→ Task to complete
Among the lines below, count those containing the word "JSON". Give the number only.

→ Data
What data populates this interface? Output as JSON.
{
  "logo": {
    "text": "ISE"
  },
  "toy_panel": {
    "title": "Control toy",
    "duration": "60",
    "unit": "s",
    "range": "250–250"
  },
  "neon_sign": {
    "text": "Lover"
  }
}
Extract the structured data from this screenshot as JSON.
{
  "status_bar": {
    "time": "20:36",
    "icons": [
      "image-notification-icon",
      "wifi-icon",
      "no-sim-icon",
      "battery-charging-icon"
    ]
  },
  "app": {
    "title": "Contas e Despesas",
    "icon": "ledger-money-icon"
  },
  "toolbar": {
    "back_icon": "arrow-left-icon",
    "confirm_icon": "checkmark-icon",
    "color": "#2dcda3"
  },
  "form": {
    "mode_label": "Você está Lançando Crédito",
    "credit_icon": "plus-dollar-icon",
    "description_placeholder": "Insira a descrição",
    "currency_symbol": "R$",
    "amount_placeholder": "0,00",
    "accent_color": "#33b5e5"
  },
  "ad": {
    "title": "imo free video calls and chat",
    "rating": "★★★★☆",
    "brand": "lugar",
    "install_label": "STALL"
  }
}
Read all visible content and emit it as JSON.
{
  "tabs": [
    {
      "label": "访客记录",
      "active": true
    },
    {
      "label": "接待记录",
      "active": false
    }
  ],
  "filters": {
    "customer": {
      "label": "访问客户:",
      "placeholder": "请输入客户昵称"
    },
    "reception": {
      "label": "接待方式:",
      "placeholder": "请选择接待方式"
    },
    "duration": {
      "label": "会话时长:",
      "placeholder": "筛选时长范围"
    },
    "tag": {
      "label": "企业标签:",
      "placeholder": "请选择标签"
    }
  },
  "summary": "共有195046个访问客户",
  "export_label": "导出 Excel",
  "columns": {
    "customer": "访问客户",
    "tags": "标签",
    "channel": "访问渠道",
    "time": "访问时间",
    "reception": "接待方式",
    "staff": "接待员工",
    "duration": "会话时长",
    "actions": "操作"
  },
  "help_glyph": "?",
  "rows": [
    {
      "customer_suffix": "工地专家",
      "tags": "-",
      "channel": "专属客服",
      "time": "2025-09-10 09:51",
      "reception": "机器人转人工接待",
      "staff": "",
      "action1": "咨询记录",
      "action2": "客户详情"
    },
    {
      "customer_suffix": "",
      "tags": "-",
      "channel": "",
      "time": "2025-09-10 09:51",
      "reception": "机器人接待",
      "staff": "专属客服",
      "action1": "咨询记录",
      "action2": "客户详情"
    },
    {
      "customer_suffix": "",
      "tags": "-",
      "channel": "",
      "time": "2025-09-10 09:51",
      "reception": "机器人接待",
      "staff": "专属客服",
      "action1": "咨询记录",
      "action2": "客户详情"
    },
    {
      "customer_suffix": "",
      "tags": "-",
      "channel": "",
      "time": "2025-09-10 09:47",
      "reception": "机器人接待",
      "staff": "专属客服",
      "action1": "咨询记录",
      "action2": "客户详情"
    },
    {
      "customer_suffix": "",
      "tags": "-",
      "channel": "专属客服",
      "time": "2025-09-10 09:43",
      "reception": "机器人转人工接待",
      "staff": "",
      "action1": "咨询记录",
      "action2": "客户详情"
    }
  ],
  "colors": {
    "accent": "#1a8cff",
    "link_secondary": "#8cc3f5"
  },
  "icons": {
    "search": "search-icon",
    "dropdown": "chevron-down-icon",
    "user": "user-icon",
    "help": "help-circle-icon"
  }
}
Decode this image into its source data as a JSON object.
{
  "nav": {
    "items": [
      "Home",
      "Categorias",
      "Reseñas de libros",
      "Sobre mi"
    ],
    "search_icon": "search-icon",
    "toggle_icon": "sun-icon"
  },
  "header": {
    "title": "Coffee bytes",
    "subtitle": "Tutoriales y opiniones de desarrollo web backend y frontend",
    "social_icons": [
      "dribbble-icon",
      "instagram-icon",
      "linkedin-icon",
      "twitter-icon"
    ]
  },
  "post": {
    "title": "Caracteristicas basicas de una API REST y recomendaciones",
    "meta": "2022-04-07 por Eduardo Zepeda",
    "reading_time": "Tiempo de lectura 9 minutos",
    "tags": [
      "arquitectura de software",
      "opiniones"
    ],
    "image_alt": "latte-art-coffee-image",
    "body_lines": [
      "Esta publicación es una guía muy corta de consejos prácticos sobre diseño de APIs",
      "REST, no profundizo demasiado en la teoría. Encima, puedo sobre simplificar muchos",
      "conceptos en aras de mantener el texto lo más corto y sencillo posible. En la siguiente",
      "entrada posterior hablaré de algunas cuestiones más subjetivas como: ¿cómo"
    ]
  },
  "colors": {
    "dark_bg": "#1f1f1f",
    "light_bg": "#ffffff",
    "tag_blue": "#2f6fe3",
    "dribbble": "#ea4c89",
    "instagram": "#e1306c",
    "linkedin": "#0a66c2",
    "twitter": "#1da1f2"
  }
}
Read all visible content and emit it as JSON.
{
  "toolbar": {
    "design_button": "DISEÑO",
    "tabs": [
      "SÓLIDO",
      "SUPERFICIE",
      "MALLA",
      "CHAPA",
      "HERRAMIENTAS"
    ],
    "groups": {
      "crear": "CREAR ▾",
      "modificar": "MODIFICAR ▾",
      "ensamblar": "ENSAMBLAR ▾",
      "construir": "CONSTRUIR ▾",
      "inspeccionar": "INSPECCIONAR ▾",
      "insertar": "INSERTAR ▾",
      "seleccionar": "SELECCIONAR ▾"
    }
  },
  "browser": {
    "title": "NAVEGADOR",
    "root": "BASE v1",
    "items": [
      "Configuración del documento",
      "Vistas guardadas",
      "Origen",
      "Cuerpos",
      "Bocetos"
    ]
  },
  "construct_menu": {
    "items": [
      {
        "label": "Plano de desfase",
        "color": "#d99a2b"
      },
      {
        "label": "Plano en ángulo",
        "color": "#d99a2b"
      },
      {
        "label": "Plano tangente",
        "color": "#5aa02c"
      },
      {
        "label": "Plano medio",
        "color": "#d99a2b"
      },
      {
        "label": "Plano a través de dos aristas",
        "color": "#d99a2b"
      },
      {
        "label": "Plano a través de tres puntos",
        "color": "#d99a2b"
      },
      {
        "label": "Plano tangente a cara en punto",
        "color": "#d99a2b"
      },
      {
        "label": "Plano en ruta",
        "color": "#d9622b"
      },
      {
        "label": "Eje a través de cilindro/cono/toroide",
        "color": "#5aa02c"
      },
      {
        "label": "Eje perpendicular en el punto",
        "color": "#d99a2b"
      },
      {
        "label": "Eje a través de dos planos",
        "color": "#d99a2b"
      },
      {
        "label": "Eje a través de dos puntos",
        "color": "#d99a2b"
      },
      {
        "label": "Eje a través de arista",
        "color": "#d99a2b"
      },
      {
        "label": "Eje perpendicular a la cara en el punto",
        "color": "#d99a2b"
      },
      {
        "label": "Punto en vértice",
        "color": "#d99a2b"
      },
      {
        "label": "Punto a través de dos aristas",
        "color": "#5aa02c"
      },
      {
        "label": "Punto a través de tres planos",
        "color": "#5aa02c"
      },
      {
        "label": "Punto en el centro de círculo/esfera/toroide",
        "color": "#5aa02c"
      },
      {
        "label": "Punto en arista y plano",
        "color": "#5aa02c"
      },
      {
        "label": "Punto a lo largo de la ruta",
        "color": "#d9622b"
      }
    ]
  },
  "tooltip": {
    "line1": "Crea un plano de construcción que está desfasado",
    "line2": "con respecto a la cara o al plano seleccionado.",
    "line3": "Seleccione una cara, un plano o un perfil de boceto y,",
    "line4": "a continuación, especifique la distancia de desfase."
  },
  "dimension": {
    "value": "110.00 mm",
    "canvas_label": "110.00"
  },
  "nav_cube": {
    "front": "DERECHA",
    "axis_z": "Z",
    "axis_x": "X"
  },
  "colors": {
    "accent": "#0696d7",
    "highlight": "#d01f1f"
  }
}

→ Completed exercise
5